- Opposite of red = green (yellow + blue)
- Opposite of yellow = purple (red + blue)
- Opposite of blue = orange (yellow + red)
Mix all three together, and you get...MUD!
I've got three containers of water:
- Brush cleaner
- Clean water
- Water supply
When I travel, I can fill the small bottle with water. To paint, I'll fill each of the two jars about halfway.
One of the jars will become the brush-cleaning jar. A good way to clean a brush before using it to paint a new color is this:
1. Gently squeeze the brush with paper towel or a cloth. This takes most of the paint out.
2. Dip, but do not swish, the brush into the brush-cleaning jar of water. Don't wipe it, swish it, or shake it. Just dip once and immediately squeeze with the paper towel or cloth. Repeat this until you no longer see color transferring to the cloth.
3. Now, swish the brush gently in the brush-cleaning jar of water. Your brush is clean, ready for a new color, or ready to be stored away.
This method of cleaning the brush keeps the rinse water fairly clear of paint longer, making it easy to clean the brush. When the rinse water gets dirty, dump it and add fresh water from the water supply bottle.
Before placing the clean brush into storage, I like to form the wet hairs into a nice-looking point. My preferred method of doing this is to stick the clean bristles into my mouth and gently pull it out, forming a lovely point. For the fastidious painter, I suggest you gently form the point with your fingers!
The second jar of water is kept clean. Try to keep paint out of this second jar. Use it for water that you add to your paint to thin it. You can dip a clean brush and then squeeze a drop or two of water out into the paint, or use the water brush. The blue rubber syringe which looks suspiciously like a nasal bulb syringe is perfect for transferring clean water to a jar, a waterbrush, or directly to the pans of paint.
My watercolor paper is not expensive, but I try to get fairly heavy stock, 140-pound. This allows me to paint freely with little curling or distorting of the paper. I don't need to stretch my paper, even when covering it entirely with a wash.
All that remains to discuss is the instruction book in the background:
This gem of a book was published in English by Barron's Educational Series, Inc. in 1991. It was originally written in Spanish by Isidro Sanchez, with paintings by Miguel Ferron and Jordi Segu.
Before finding this book, I collected several different how-to books. I found them all interesting, and somewhat helpful, but they all lacked something basic: How do I learn to paint if I know NOTHING???
I Draw, I Paint Watercolor meets that need. It is obviously written for children, but it's just what I need as a beginner.
The explanations and illustrations are very easy to understand, and the pace in which each technique or step is introduced is perfectly suited for my need.

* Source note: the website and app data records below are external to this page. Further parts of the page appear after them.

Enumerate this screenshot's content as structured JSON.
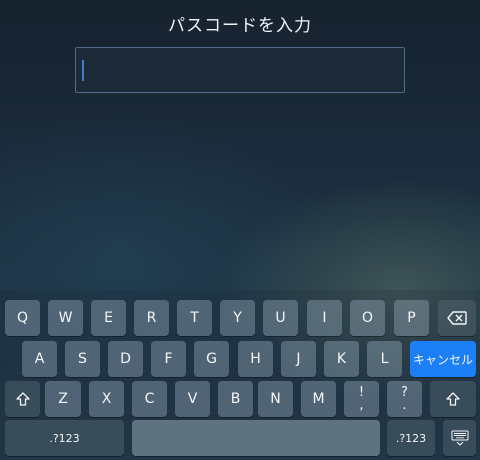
{
  "header": {
    "title": "パスコードを入力"
  },
  "passcode": {
    "value": ""
  },
  "keyboard": {
    "row1": [
      "Q",
      "W",
      "E",
      "R",
      "T",
      "Y",
      "U",
      "I",
      "O",
      "P"
    ],
    "row2": [
      "A",
      "S",
      "D",
      "F",
      "G",
      "H",
      "J",
      "K",
      "L"
    ],
    "row3": [
      "Z",
      "X",
      "C",
      "V",
      "B",
      "N",
      "M"
    ],
    "cancel_label": "キャンセル",
    "exclaim_top": "!",
    "exclaim_bottom": ",",
    "question_top": "?",
    "question_bottom": ".",
    "numbers_left": ".?123",
    "numbers_right": ".?123",
    "space_label": "",
    "icons": {
      "backspace": "backspace-icon",
      "shift": "shift-icon",
      "hide": "hide-keyboard-icon"
    }
  }
}
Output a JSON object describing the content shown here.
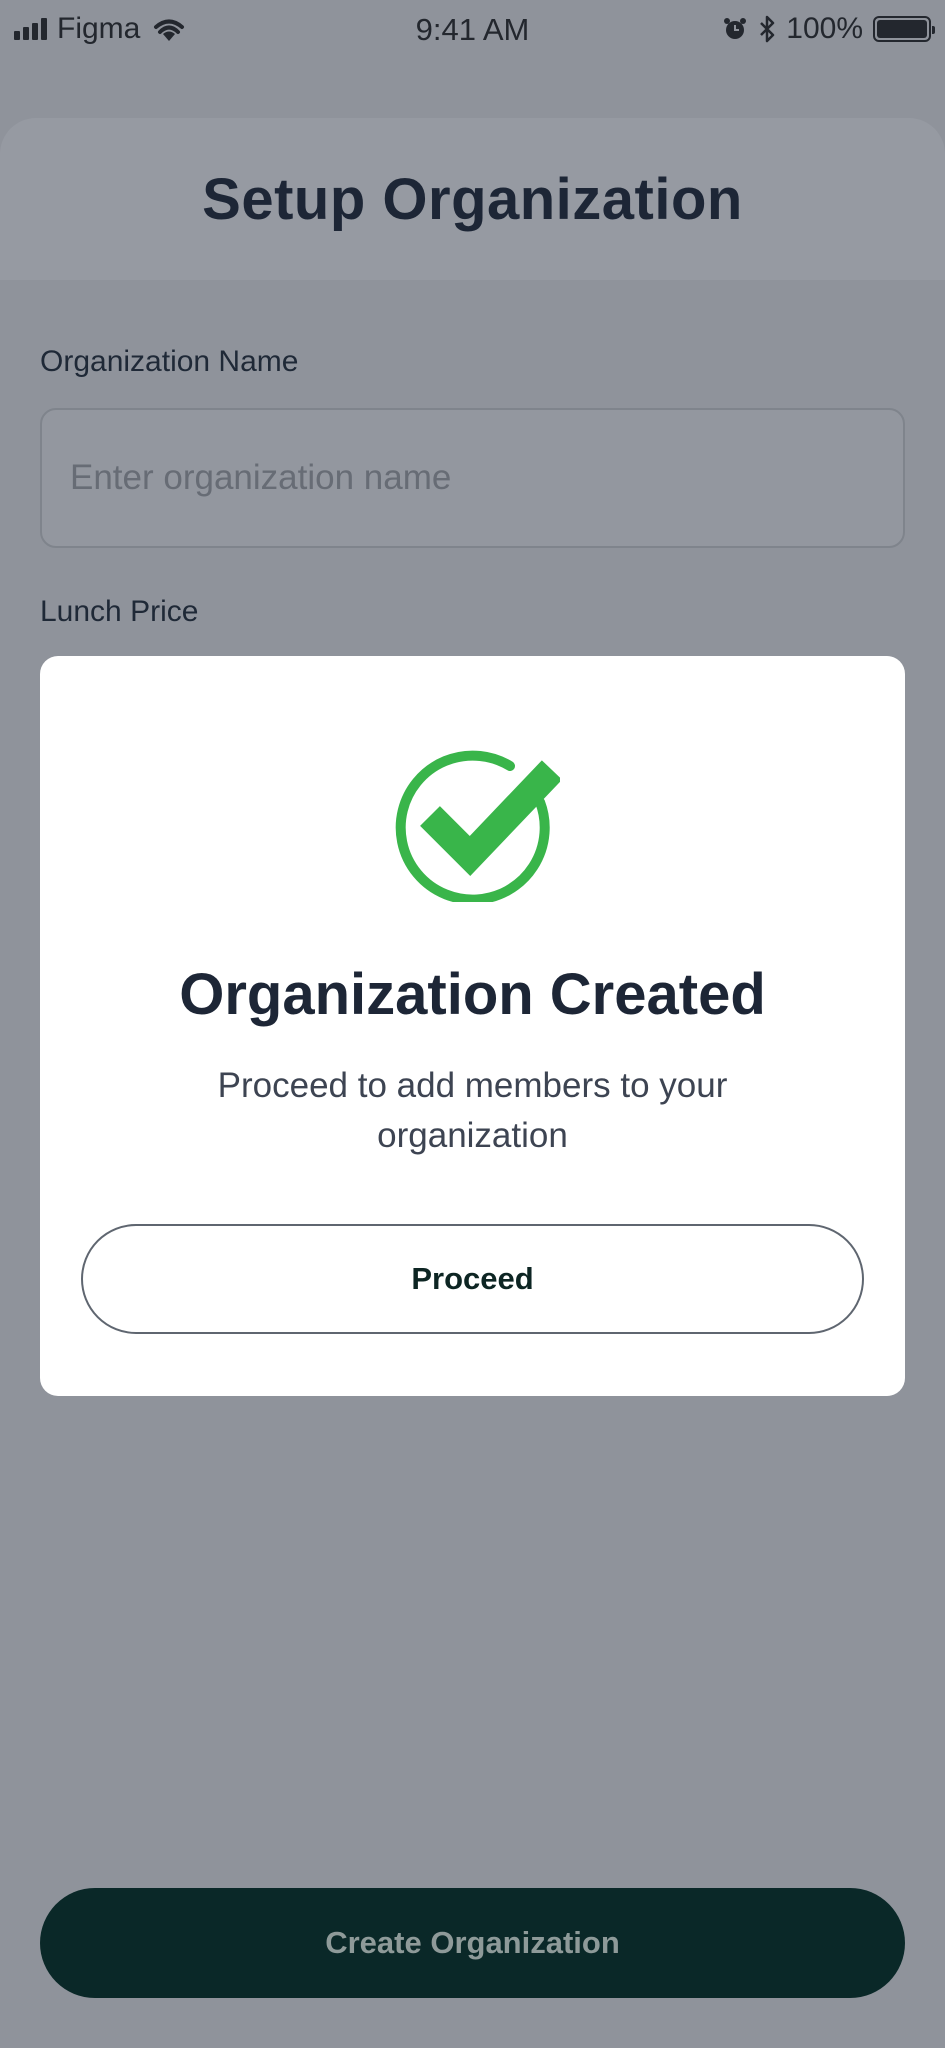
{
  "status_bar": {
    "carrier": "Figma",
    "time": "9:41 AM",
    "battery": "100%"
  },
  "header": {
    "title": "Setup Organization"
  },
  "form": {
    "org_name_label": "Organization Name",
    "org_name_placeholder": "Enter organization name",
    "org_name_value": "",
    "lunch_price_label": "Lunch Price"
  },
  "modal": {
    "icon": "check-circle-icon",
    "title": "Organization Created",
    "subtitle": "Proceed to add members to your organization",
    "proceed_label": "Proceed"
  },
  "footer": {
    "create_label": "Create Organization"
  },
  "colors": {
    "success": "#39b54a",
    "primary_dark": "#0a2828",
    "overlay": "#8f939b"
  }
}
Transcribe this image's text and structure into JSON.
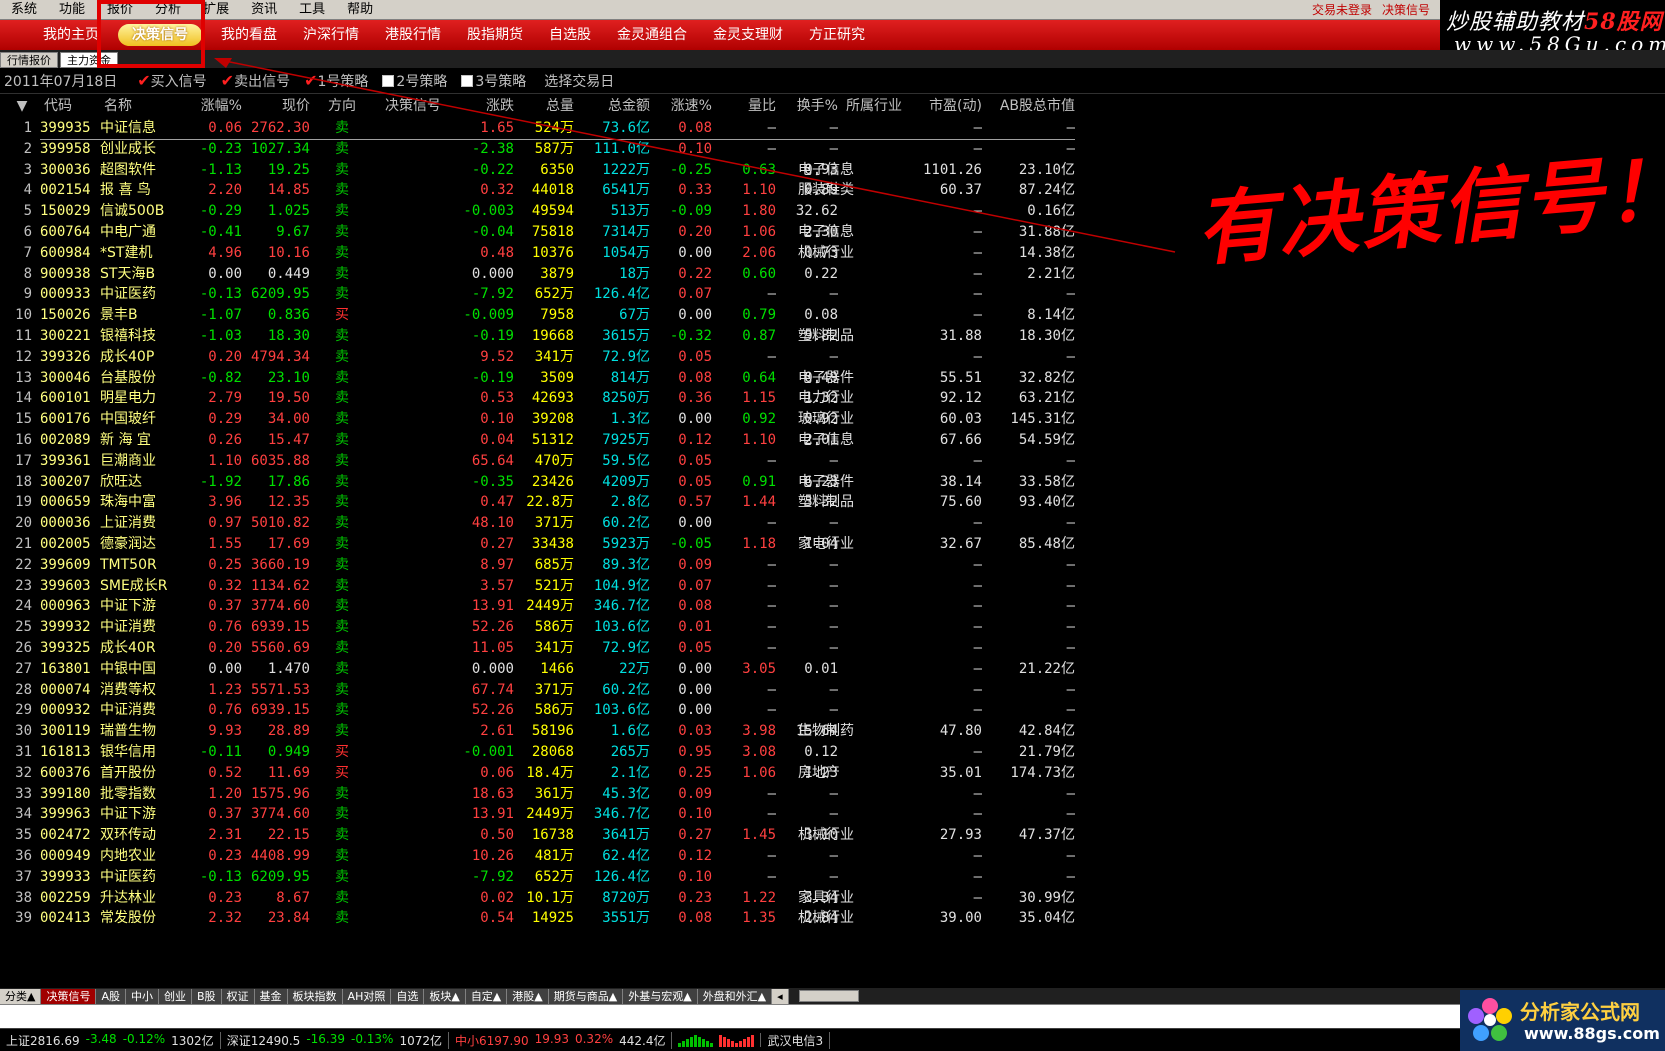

I STRONGLY recommend this book!
The first ten pages are solidly basic:
- What paints to use
- What brushes to use
- What paper to use
- Containers, towels, sponges, supplies
- Adding water
- Background washes and gradations
- Primary colors, color wheel, and color value
The book ends with twelve exercises, with each step carefully illustrated and explained. The exercises start simple and gradually mature in technique and style toward the last exercises which are worthy of framing.
I really enjoy this little book! For me it has made watercolor painting enjoyable and successful.
That's the extent of my watercolor tips and techniques. It's a hobby, one that I enjoy doing once a month or so. Actually, it's probably less often than that. I really enjoy writing and blogging, and I find myself gravitating toward the computer more than my paints. Painting requires a dedicated space and time, whereas my laptop can be grabbed quickly and used to fill any empty time, from ten minutes to several hours.
But painting allows me to express a different part of me. Watercolor, especially, is less linear, more creative, more freeing, than writing or coding.
I need that freedom more and more.
This work is licensed under a Creative Commons Attribution 3.0 Unported License.